How to Dominate the Economic Battlefield with a "Freedom Fund"
An essay I wrote with some friends for Foreign Policy.
I wrote an essay for Foreign Policy with David Talbot and Jordan Schneider about how the allies should combine and manage their formidable economic strength to combat Russia most effectively. We also discuss how those tools could be deployed in future conflicts against other potential adversaries. The first few paragraphs are below. I hope you go and read the whole thing.
An unprecedented global alliance of democracies has imposed crushing sanctions on Vladimir Putin’s regime as punishment for its invasion of Ukraine. Russia is being ejected from the networks that bind the global economy as companies from the United States, Europe, Japan, South Korea, Taiwan, and elsewhere cut off exports and evacuate their assets and staff. Without ongoing access to modern technology and foreign expertise, Russia’s planes will stop flying, its military hardware will degrade, and even its ability to extract hydrocarbons and grow food will be imperiled. The country is now enduring an economic crisis worse than anything since the collapse of the Soviet Union.
The astonishing speed, scale, and scope of the allied response to the Russian assault demonstrates the centrality of the economic and financial battlefield in modern warfare. To dominate this new arena, the allies should establish permanent mechanisms to maximize coordination during the current crisis—but also future ones. They should also develop doctrines and rules of engagement for economic conflicts of this kind, and invest in enhancing their ability to project economic and financial power to deter future breaches of international peace. Done right, the democracies will be able to preserve the benefits of globalization for everyone without undermining their ability to enforce necessary norms of behavior.

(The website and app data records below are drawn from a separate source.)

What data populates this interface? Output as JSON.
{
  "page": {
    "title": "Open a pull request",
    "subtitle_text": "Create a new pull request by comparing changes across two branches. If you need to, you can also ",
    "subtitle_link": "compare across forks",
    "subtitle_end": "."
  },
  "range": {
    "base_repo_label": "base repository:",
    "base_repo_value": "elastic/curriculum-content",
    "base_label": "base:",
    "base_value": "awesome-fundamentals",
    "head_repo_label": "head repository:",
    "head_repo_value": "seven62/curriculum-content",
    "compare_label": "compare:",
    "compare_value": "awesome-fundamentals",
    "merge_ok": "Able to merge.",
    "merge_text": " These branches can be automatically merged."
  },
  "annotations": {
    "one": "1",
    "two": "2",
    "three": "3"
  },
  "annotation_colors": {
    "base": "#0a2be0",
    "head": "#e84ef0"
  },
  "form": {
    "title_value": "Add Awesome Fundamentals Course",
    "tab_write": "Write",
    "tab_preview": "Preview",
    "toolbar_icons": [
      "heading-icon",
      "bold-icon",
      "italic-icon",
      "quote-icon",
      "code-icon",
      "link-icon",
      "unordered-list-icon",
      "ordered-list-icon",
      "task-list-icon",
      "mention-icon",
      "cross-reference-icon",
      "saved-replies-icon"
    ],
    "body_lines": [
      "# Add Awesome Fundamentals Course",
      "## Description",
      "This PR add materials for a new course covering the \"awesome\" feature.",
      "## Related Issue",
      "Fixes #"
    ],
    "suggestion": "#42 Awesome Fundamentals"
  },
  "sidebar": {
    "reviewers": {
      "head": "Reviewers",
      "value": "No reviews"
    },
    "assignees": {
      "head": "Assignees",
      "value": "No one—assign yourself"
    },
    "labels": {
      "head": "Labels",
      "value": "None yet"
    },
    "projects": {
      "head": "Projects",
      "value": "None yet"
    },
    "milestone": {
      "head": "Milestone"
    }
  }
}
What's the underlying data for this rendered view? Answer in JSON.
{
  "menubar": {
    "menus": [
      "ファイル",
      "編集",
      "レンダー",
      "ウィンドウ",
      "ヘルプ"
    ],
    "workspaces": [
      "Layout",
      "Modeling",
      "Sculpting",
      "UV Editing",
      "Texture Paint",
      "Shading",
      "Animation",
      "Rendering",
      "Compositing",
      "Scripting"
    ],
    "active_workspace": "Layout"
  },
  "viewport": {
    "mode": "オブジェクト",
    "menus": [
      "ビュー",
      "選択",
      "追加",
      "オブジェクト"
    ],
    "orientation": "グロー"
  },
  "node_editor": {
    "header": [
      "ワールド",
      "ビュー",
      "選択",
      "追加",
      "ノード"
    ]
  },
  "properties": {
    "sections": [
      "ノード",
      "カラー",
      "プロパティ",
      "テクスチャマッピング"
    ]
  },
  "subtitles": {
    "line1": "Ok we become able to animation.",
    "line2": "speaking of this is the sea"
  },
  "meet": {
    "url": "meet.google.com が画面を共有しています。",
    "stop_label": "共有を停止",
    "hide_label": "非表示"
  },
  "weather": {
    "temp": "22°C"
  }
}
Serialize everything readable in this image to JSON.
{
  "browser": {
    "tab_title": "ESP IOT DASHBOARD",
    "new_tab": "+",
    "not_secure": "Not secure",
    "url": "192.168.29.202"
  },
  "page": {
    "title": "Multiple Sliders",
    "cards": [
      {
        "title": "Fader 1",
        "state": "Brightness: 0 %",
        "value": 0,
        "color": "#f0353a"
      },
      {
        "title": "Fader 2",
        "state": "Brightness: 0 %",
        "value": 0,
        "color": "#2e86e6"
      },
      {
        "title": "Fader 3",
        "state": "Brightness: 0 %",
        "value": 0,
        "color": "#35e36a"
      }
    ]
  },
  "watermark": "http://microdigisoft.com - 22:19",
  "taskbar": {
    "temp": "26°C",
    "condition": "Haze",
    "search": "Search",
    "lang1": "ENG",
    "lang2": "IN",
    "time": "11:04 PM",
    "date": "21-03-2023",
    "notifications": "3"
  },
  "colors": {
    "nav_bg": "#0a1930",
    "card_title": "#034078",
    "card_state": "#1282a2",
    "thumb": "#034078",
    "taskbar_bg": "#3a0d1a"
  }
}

The allies’ strength comes from the size of their domestic markets, their dominance of the production of critical goods and services, and their centrality in the international financial system. But the allies’ coercive powers will be limited unless they can find a way to offset the significant domestic costs of their policies. The political consensus in favor of resisting Russian aggression will fracture if enough businesses start to lose money, lay off workers, and write down their investments. Putin is surely counting on this to lead to the premature removal of sanctions.